REQUIRED ACTION - Which lines in the records below include the word "icon"? Report each of them in full.

SOURCE DATA -

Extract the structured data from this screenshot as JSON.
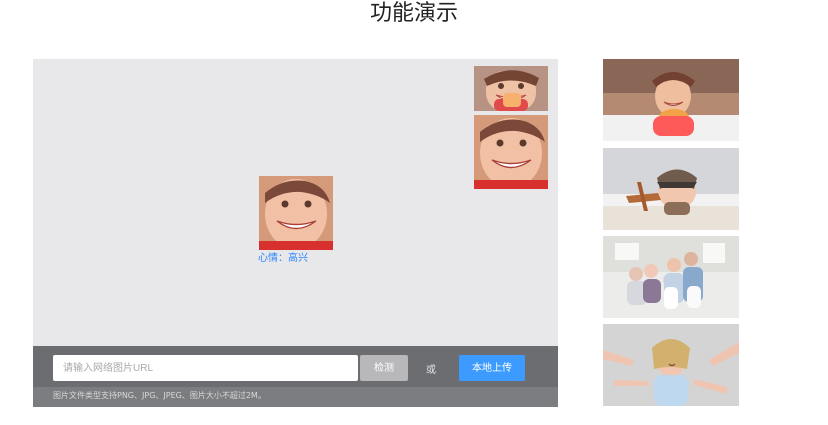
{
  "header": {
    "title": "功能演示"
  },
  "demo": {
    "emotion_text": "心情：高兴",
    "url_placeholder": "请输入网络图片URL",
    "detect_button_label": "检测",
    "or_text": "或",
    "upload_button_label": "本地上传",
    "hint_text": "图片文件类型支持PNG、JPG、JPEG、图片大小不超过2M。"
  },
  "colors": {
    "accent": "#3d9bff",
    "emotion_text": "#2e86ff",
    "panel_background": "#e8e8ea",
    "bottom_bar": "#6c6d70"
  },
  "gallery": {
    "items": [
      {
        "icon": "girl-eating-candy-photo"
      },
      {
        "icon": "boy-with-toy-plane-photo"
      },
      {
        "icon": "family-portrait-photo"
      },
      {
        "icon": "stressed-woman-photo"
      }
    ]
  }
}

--

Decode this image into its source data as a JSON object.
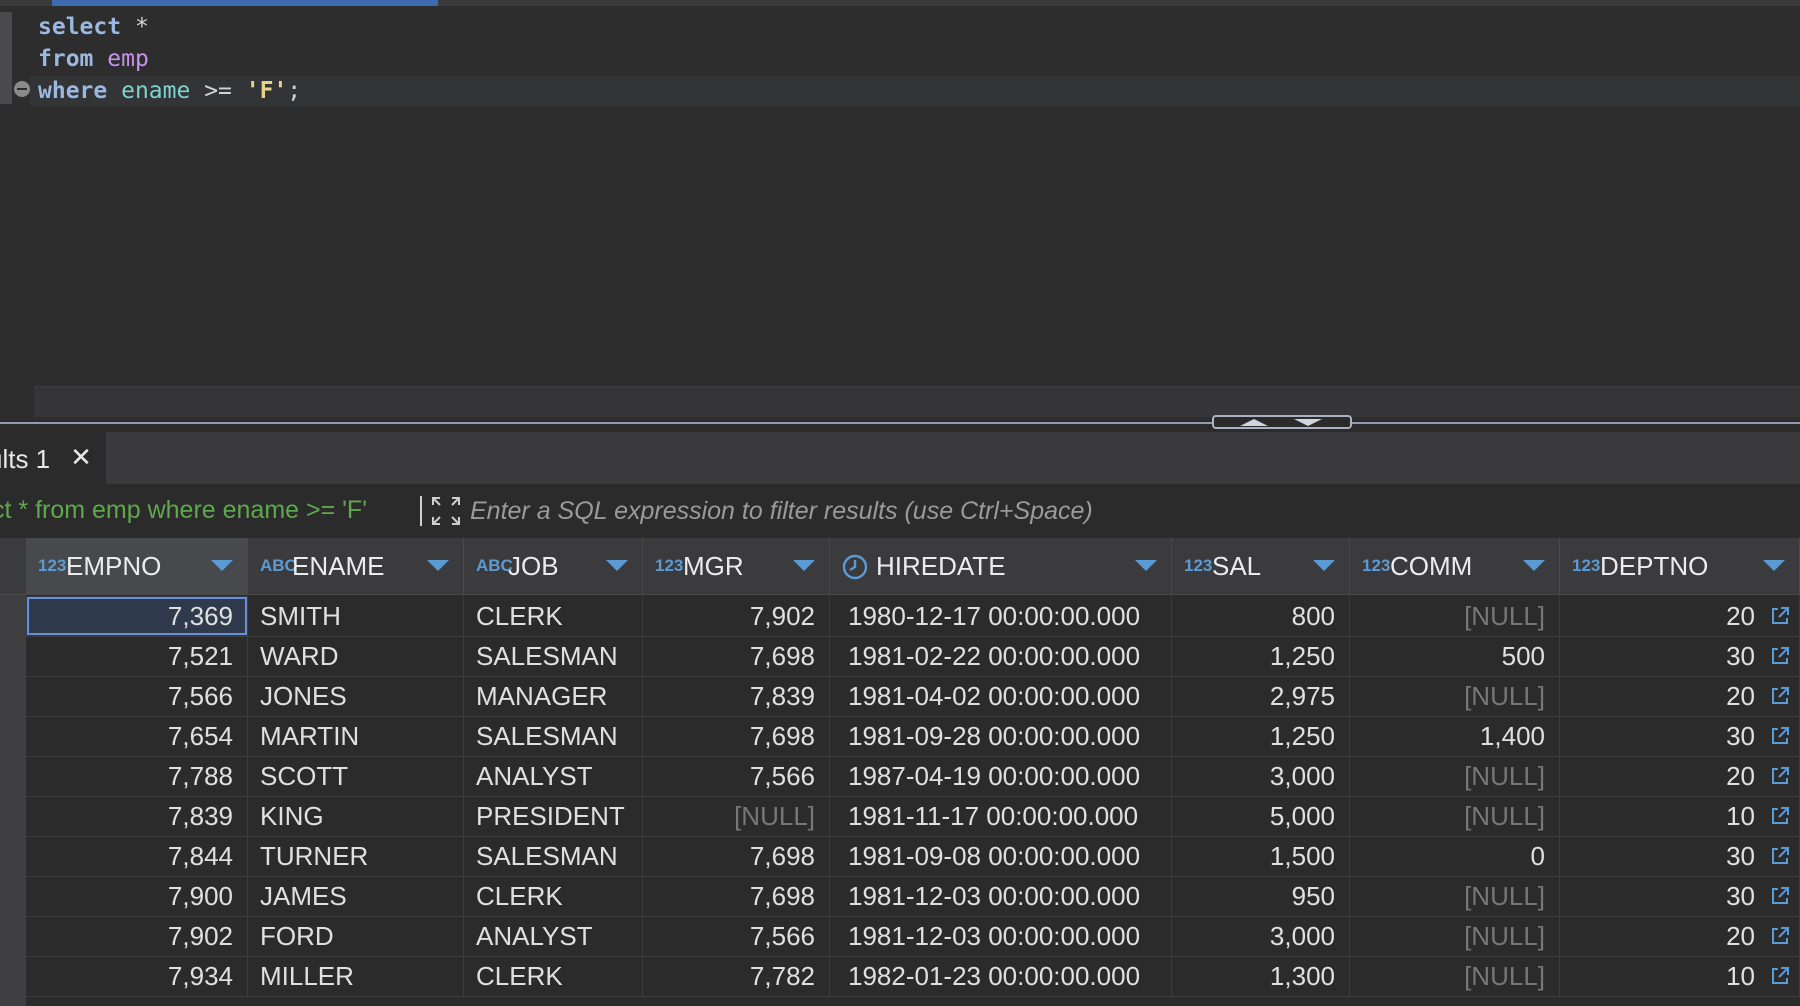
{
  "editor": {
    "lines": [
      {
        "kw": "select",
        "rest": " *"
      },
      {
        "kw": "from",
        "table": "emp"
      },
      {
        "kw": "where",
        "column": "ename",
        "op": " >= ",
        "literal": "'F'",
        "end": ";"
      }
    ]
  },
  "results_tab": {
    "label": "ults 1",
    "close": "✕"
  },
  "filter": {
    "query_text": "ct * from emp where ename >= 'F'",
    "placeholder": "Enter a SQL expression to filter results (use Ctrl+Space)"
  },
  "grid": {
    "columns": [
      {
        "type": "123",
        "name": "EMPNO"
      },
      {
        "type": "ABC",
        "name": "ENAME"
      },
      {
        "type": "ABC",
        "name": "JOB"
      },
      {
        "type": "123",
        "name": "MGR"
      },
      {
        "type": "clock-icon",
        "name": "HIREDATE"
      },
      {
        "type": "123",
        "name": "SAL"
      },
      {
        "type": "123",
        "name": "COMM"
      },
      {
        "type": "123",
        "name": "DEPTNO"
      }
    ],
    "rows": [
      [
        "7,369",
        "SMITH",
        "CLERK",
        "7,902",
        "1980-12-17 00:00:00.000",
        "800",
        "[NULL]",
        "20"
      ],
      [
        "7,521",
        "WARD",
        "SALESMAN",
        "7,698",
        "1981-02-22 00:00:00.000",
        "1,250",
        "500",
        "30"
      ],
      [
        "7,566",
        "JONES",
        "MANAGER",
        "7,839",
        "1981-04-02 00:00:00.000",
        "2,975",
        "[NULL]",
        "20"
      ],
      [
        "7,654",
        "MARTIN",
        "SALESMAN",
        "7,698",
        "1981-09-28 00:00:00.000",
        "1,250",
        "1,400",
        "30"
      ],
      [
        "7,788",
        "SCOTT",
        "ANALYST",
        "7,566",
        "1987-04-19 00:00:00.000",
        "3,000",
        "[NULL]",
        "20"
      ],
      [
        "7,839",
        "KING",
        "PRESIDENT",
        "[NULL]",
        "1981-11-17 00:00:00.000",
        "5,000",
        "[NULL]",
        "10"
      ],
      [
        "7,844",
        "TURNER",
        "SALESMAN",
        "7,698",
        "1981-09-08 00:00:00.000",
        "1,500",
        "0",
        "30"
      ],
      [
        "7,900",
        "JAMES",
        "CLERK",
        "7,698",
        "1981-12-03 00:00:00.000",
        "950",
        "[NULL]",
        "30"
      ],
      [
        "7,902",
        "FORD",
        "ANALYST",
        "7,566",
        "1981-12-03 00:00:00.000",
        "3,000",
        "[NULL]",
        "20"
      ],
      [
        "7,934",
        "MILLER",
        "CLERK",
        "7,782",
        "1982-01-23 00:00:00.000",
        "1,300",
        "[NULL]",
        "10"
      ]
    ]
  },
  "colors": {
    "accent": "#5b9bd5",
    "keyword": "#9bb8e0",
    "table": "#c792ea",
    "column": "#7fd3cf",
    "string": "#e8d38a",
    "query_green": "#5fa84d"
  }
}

WRITTEN SOLUTION -
        "icon": "girl-eating-candy-photo"
        "icon": "boy-with-toy-plane-photo"
        "icon": "family-portrait-photo"
        "icon": "stressed-woman-photo"
        "type": "clock-icon",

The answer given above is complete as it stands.